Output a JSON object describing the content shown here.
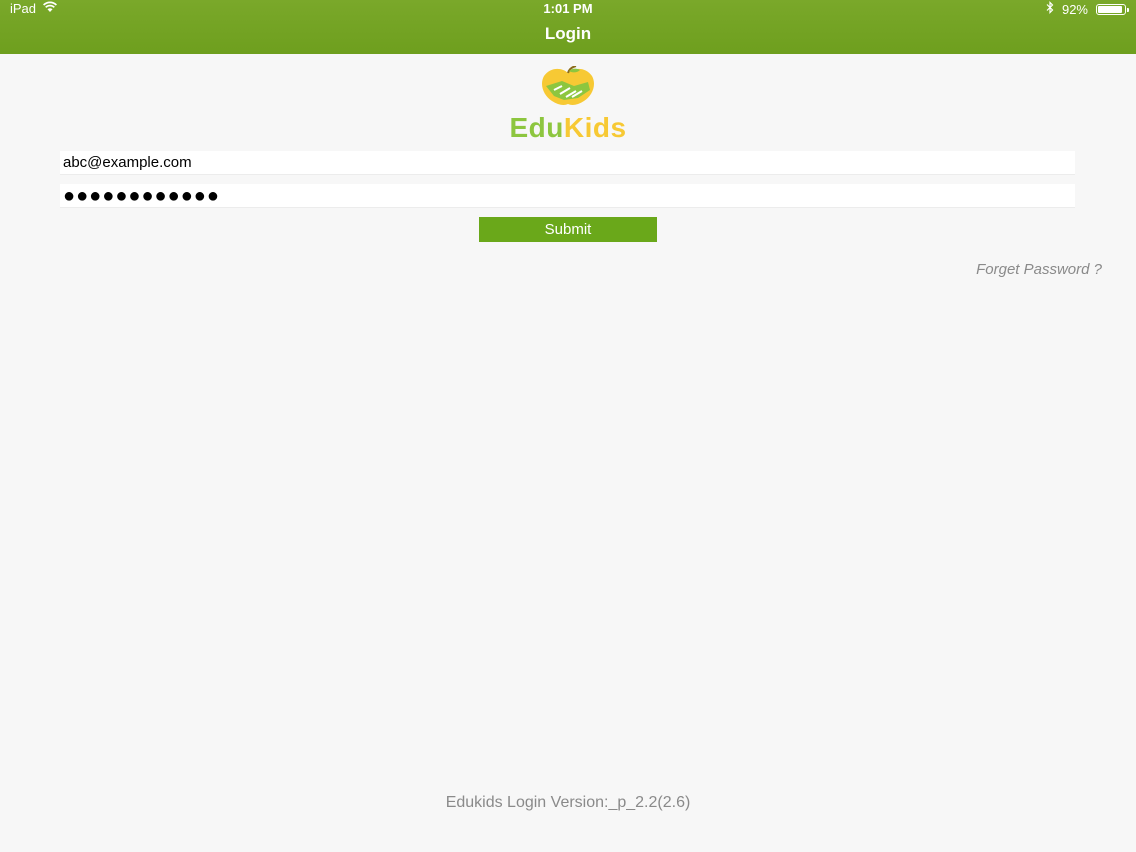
{
  "status_bar": {
    "device": "iPad",
    "time": "1:01 PM",
    "battery_text": "92%",
    "battery_level": 0.92,
    "icons": [
      "wifi-icon",
      "bluetooth-icon",
      "battery-icon"
    ]
  },
  "nav": {
    "title": "Login"
  },
  "logo": {
    "edu": "Edu",
    "kids": "Kids"
  },
  "form": {
    "email_value": "abc@example.com",
    "password_mask": "●●●●●●●●●●●●",
    "submit_label": "Submit"
  },
  "links": {
    "forgot_password": "Forget Password ?"
  },
  "footer": {
    "version": "Edukids Login Version:_p_2.2(2.6)"
  },
  "colors": {
    "header": "#7aa82a",
    "button": "#6aa81a",
    "logo_green": "#8dc63f",
    "logo_yellow": "#f7c934",
    "link_gray": "#8a8a8a"
  }
}
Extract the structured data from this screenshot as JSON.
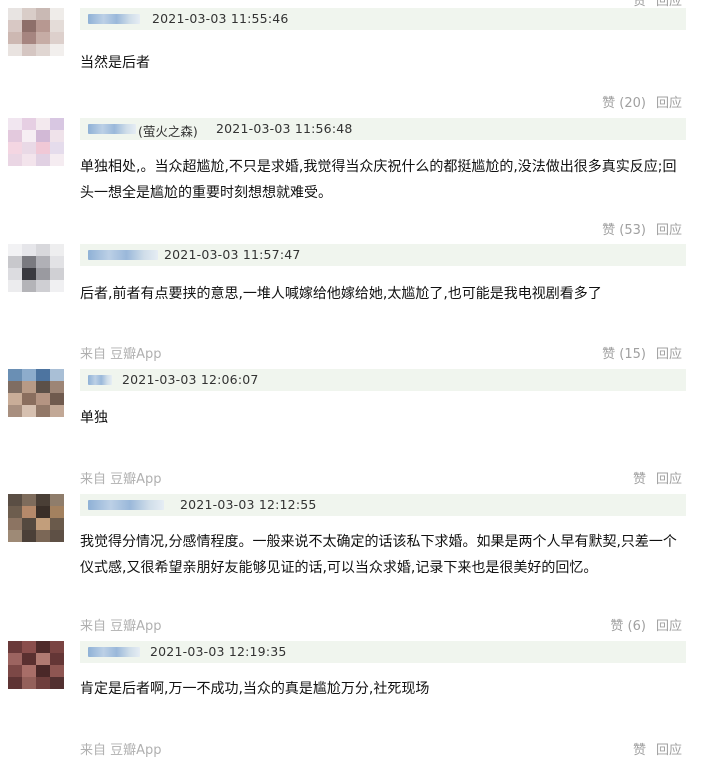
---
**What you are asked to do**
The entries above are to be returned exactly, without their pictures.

**Problem solution**
Output a JSON object describing the content shown here.
{
  "status_bar": {
    "device": "iPad",
    "time": "1:01 PM",
    "battery_text": "92%",
    "battery_level": 0.92,
    "icons": [
      "wifi-icon",
      "bluetooth-icon",
      "battery-icon"
    ]
  },
  "nav": {
    "title": "Login"
  },
  "logo": {
    "edu": "Edu",
    "kids": "Kids"
  },
  "form": {
    "email_value": "abc@example.com",
    "password_mask": "●●●●●●●●●●●●",
    "submit_label": "Submit"
  },
  "links": {
    "forgot_password": "Forget Password ?"
  },
  "footer": {
    "version": "Edukids Login Version:_p_2.2(2.6)"
  },
  "colors": {
    "header": "#7aa82a",
    "button": "#6aa81a",
    "logo_green": "#8dc63f",
    "logo_yellow": "#f7c934",
    "link_gray": "#8a8a8a"
  }
}
Extract the structured data from this screenshot as JSON.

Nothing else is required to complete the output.